Judge rejects Mary Moriarty’s plea bargain offer

Hennepin County Attorney Mary Moriarty’s penchant for offering absurd plea bargains for violent offenders has been exposed several times in her first ten (10) months on the job.  

One example resulted in Attorney General Ellison’s office stepping in to take over the case, as Moriarty’s plea bargain offer was viewed as “outrageous.” 

Despite the criticism and pleas from victims and victim families, Moriarty has forged ahead by offering insultingly low plea bargains, especially involving violent teen offenders. She believes that most young offenders shouldn’t be incarcerated because brain development studies suggest the human brain isn’t fully developed until 25 years of age.

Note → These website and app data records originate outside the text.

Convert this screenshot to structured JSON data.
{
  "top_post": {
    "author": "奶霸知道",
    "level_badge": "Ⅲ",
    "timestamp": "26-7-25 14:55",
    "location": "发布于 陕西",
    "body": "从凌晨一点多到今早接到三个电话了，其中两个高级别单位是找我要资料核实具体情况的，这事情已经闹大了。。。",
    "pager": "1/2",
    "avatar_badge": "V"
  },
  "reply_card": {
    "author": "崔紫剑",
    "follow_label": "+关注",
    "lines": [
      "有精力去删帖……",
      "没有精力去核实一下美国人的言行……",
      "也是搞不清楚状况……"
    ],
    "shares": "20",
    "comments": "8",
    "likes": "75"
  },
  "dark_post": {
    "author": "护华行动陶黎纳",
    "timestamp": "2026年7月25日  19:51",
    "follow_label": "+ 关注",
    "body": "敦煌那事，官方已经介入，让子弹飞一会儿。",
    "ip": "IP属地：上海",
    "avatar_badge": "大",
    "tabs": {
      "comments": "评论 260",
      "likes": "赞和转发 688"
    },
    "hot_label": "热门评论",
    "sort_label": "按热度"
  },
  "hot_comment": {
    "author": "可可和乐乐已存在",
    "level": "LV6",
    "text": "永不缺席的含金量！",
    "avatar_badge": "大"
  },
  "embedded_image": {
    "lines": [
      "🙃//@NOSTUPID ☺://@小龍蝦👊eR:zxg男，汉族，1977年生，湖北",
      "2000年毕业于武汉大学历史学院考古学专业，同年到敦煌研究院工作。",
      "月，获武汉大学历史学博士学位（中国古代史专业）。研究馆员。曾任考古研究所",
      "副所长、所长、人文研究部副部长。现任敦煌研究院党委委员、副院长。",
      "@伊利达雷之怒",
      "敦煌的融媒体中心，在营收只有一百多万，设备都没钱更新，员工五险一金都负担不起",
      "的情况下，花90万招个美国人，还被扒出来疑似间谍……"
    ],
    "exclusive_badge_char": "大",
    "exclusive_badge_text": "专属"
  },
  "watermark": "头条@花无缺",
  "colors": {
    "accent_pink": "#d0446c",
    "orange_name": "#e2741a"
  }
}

In perhaps the most egregious example, Moriarty has offered murder defendant Husayn Braveheart a plea bargain to serve just one (1) year in the county workhouse and five (5) years on probation. This is for the cold-blooded murder of Steven Markey, who Braveheart and another teen attempted to carjack in Minneapolis in 2019 but shot and killed when Markey attempted to drive away. 

Throughout the pre-trial process, the Markey family has been respectfully opposed to Moriarty’s offer of a reduced sentence to Braveheart. It appears Moriarty has grown tired of their lack of understanding, as any meaningful inclusion into the decision-making process ended some time ago.

In August, the plea bargain was made official in court before Judge Michael Burns. Judge Burns delayed the decision on whether to accept the plea until yesterday. In a stunning, and rare move, Judge Burns rejected the plea agreement offered by Moriarty and set the case for trial in December.

I made a few observations during the hearing that are worth noting:

First — as further evidence of Moriarty’s disregard for the Markey family, her office apparently told the Markeys Friday that there were no specific attorneys assigned to the case — leaving the Markeys no attorney to speak with or make any last-minute appeals to. 

Then Monday morning Moriarty’s office filed an 18-page brief to the court outlining the reasons for their plea offer. Moriarty’s Deputy County Attorney appeared on behalf of Moriarty at the plea hearing, and as noted by the Markeys made no effort to introduce herself or acknowledge their presence.

Second — in an unseemly way Moriarty’s prosecutors and the defense attorneys in this case have not assumed their proper roles. The criminal justice system is designed to operate by parties taking on adversarial roles. Balance is achieved in this manner. The prosecution has the role of seeking to prove guilt, while the defense has the role of seeking to show reasonable doubt. That adversarial relationship has been inappropriately blurred in this case, and that does not honor justice, it impedes it.

Third — Moriarty has a conflict of interest in prosecuting this case, as she was Hennepin County’s lead public defender when Braveheart was initially charged with Murder. Having overseen this case in that role, it is improper for her to now assume the role of prosecutor. Why the Markeys are seemingly the only ones to be concerned with this is curious and wrong.

Fourth — despite suggestions by Moriarty’s office in the brief and in statements made over the past months that Braveheart had shown himself to be particularly responsive to treatment and rehabilitation while in custody, Judge Burns completely rejected that narrative.

Judge Burns aptly laid out his professional experiences as both a probation officer and a prosecutor before becoming a judge. He cited this experience in helping him sift through the various arguments, information, and evidence in the case. As such, he found Moriarty’s suggestion that Braveheart had changed and made significant progress toward rehabilitation to be lacking.

Judge Burns noted that records of Braveheart’s treatment were:

“…punctuated by outbursts, disrespect to staff and other residents, episodes of physical violence and harassment to staff and other residents.”

This is not the picture painted by Moriarty’s office, and that discrepancy in facts is particularly damning to Moriarty’s credibility as a prosecutor.

Moriarty’s first ten (10) months in office have been troubling. Sadly, her leanings and actions are exactly what she told us they would be when Hennepin County voters went to the polls last fall. Absent a recall or some other action, Hennepin County residents are in for at least three (3) more years of an activist prosecutor who is failing to fight for public safety.